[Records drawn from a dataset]
————————
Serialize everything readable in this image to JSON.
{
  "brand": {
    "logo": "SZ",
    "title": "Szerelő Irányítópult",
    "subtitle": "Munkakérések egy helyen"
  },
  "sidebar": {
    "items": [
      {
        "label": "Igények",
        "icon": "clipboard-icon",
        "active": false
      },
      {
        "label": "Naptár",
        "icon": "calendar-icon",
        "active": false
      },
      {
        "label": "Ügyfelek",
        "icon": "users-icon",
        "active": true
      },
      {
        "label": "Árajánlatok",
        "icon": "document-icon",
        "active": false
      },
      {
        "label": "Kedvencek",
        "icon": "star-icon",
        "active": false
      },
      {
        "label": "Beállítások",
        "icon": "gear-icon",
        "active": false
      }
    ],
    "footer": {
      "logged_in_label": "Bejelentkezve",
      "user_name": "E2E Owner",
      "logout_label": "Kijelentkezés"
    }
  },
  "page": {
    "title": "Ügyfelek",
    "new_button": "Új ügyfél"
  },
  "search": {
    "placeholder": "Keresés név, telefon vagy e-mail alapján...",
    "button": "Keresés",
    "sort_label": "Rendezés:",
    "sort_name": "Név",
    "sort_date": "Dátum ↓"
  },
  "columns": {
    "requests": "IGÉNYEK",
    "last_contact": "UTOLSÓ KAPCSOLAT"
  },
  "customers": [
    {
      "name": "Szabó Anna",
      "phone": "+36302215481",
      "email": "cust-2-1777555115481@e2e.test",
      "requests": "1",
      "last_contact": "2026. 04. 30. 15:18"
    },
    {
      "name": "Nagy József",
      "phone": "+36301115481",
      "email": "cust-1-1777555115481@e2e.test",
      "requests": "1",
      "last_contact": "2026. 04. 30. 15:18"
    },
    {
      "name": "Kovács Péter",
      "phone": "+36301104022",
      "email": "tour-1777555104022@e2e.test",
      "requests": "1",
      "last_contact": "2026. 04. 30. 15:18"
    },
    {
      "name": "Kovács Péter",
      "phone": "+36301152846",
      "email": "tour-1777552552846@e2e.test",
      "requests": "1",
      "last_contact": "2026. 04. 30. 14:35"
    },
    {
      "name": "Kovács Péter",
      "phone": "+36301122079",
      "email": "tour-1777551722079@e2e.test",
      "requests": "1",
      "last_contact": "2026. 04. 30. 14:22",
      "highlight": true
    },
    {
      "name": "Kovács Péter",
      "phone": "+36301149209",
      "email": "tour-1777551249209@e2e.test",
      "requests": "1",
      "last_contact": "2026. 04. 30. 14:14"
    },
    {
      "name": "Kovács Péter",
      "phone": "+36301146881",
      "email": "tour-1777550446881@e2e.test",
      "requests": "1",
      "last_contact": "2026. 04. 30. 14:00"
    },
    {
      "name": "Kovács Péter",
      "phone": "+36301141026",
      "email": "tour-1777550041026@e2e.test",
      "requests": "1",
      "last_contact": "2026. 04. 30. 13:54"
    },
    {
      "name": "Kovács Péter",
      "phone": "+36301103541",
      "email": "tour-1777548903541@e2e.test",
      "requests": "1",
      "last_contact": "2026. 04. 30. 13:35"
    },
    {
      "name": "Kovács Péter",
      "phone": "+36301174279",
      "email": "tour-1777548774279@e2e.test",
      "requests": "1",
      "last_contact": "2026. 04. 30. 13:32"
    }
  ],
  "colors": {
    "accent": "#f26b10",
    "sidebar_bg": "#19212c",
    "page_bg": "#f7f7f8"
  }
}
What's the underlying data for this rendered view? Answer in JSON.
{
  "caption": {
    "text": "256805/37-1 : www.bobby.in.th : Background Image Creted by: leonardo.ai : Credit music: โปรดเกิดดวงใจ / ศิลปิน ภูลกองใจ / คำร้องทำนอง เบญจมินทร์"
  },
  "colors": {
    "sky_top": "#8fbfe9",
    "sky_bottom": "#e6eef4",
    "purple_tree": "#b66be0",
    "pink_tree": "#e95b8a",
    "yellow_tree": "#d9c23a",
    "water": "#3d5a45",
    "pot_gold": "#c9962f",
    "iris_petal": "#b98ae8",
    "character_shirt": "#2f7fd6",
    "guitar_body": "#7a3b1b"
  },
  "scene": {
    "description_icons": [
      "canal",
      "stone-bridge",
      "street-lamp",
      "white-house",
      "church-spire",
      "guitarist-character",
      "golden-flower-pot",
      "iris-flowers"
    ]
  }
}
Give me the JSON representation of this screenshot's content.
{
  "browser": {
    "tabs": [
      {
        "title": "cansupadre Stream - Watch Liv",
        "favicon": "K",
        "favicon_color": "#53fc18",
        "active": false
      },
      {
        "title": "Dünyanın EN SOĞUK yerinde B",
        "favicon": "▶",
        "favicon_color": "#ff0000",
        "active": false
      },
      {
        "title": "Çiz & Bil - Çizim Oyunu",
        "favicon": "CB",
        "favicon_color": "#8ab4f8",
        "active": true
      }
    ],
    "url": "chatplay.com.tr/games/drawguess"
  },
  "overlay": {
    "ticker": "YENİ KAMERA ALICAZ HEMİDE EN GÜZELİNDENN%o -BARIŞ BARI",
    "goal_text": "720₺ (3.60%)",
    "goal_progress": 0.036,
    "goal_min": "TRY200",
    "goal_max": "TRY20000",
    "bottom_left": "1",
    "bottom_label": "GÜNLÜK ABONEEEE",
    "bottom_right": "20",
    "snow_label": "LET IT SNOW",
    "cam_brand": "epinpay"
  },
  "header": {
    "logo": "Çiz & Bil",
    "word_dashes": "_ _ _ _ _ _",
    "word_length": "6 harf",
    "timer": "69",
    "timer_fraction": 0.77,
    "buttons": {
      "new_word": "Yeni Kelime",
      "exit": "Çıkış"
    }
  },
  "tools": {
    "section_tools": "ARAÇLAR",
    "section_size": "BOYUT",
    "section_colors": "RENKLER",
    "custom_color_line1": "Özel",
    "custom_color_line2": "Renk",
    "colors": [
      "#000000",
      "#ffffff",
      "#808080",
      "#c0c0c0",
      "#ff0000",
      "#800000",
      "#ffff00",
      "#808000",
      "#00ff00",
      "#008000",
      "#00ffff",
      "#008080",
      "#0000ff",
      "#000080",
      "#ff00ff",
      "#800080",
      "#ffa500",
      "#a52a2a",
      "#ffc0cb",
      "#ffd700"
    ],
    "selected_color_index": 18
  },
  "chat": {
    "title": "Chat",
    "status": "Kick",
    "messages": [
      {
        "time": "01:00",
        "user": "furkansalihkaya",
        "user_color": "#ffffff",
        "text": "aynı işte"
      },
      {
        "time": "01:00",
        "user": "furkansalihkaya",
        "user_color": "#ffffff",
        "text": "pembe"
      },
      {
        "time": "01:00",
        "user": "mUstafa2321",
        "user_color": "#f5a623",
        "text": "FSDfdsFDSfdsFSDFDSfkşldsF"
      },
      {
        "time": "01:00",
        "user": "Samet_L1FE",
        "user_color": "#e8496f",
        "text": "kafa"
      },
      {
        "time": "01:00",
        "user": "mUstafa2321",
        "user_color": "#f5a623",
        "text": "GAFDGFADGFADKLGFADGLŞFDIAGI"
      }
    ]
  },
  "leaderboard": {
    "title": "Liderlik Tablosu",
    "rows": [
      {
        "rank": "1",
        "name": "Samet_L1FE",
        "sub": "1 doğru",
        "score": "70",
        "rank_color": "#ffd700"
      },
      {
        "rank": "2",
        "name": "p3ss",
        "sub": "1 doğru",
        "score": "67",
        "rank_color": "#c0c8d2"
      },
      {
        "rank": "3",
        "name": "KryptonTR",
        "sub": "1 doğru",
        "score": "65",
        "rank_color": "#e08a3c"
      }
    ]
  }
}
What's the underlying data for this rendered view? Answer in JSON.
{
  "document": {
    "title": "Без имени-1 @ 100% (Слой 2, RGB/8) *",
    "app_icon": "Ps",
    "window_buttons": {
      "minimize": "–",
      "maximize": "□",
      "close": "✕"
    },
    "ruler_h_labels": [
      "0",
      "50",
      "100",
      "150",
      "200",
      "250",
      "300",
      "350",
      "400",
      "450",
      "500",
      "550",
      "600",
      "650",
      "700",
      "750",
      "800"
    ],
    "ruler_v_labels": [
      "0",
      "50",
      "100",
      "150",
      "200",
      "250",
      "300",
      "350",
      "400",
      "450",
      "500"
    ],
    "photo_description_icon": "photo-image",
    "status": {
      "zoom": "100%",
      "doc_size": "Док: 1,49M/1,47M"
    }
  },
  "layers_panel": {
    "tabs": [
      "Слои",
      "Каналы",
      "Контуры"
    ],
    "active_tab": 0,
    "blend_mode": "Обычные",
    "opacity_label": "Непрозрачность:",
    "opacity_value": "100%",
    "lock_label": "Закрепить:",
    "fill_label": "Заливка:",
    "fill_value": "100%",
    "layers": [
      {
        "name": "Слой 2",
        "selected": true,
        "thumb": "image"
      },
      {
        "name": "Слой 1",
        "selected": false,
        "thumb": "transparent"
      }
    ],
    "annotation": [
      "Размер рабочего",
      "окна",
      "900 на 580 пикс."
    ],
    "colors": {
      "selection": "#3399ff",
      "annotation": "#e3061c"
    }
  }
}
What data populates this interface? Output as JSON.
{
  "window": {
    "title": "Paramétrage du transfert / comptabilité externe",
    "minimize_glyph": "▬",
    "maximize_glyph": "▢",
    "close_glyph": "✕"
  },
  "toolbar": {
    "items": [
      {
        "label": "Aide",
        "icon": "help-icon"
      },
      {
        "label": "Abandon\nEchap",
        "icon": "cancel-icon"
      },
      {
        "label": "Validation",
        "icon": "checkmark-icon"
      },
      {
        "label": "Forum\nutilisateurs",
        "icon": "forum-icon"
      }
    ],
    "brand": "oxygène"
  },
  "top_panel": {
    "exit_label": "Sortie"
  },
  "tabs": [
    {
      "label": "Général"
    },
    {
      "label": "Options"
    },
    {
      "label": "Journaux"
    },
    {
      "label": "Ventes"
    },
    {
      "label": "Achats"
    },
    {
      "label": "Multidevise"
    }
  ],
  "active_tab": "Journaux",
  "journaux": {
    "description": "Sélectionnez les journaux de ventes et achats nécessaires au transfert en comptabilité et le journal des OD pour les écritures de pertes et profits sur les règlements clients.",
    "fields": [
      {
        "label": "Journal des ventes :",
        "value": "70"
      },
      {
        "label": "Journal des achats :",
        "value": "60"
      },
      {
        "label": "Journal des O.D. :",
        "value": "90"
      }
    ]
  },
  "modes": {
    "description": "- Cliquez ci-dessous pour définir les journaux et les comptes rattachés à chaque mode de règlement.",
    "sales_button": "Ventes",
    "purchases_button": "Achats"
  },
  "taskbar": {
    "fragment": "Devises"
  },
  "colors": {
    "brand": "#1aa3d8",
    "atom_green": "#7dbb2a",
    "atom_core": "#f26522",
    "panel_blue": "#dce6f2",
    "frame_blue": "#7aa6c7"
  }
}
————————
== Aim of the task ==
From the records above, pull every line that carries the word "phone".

== Answer area ==
      "phone": "+36302215481",
      "phone": "+36301115481",
      "phone": "+36301104022",
      "phone": "+36301152846",
      "phone": "+36301122079",
      "phone": "+36301149209",
      "phone": "+36301146881",
      "phone": "+36301141026",
      "phone": "+36301103541",
      "phone": "+36301174279",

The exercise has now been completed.